#### Extracted data
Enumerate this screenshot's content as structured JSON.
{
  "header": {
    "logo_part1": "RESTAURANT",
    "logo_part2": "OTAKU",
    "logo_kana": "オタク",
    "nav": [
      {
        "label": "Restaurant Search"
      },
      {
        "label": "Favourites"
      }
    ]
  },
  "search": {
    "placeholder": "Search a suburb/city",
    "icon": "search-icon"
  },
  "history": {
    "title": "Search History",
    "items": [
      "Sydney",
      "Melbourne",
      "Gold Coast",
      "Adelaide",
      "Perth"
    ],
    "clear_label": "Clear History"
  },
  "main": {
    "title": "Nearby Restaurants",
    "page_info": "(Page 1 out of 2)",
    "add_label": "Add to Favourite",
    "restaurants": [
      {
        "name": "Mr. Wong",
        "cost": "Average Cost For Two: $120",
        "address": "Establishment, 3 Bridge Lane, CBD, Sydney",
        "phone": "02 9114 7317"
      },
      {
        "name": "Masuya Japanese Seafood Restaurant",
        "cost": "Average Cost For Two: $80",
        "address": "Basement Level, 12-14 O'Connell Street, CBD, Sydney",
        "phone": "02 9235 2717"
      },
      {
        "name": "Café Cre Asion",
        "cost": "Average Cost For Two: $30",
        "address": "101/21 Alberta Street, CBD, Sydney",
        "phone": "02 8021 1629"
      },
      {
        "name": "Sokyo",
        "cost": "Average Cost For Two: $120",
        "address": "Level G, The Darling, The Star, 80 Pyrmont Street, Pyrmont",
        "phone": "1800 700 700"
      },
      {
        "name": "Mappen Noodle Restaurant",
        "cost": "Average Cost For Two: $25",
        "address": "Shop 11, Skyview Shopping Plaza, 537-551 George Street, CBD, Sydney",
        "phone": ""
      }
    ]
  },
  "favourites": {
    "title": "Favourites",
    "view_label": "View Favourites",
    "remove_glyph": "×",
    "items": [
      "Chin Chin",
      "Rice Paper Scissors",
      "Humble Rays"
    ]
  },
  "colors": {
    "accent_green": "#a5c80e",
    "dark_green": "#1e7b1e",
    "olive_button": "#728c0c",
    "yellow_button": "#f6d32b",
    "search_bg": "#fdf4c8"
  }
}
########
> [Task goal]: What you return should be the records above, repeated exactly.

> [Task output]:
Enumerate this screenshot's content as structured JSON.
{
  "header": {
    "logo_part1": "RESTAURANT",
    "logo_part2": "OTAKU",
    "logo_kana": "オタク",
    "nav": [
      {
        "label": "Restaurant Search"
      },
      {
        "label": "Favourites"
      }
    ]
  },
  "search": {
    "placeholder": "Search a suburb/city",
    "icon": "search-icon"
  },
  "history": {
    "title": "Search History",
    "items": [
      "Sydney",
      "Melbourne",
      "Gold Coast",
      "Adelaide",
      "Perth"
    ],
    "clear_label": "Clear History"
  },
  "main": {
    "title": "Nearby Restaurants",
    "page_info": "(Page 1 out of 2)",
    "add_label": "Add to Favourite",
    "restaurants": [
      {
        "name": "Mr. Wong",
        "cost": "Average Cost For Two: $120",
        "address": "Establishment, 3 Bridge Lane, CBD, Sydney",
        "phone": "02 9114 7317"
      },
      {
        "name": "Masuya Japanese Seafood Restaurant",
        "cost": "Average Cost For Two: $80",
        "address": "Basement Level, 12-14 O'Connell Street, CBD, Sydney",
        "phone": "02 9235 2717"
      },
      {
        "name": "Café Cre Asion",
        "cost": "Average Cost For Two: $30",
        "address": "101/21 Alberta Street, CBD, Sydney",
        "phone": "02 8021 1629"
      },
      {
        "name": "Sokyo",
        "cost": "Average Cost For Two: $120",
        "address": "Level G, The Darling, The Star, 80 Pyrmont Street, Pyrmont",
        "phone": "1800 700 700"
      },
      {
        "name": "Mappen Noodle Restaurant",
        "cost": "Average Cost For Two: $25",
        "address": "Shop 11, Skyview Shopping Plaza, 537-551 George Street, CBD, Sydney",
        "phone": ""
      }
    ]
  },
  "favourites": {
    "title": "Favourites",
    "view_label": "View Favourites",
    "remove_glyph": "×",
    "items": [
      "Chin Chin",
      "Rice Paper Scissors",
      "Humble Rays"
    ]
  },
  "colors": {
    "accent_green": "#a5c80e",
    "dark_green": "#1e7b1e",
    "olive_button": "#728c0c",
    "yellow_button": "#f6d32b",
    "search_bg": "#fdf4c8"
  }
}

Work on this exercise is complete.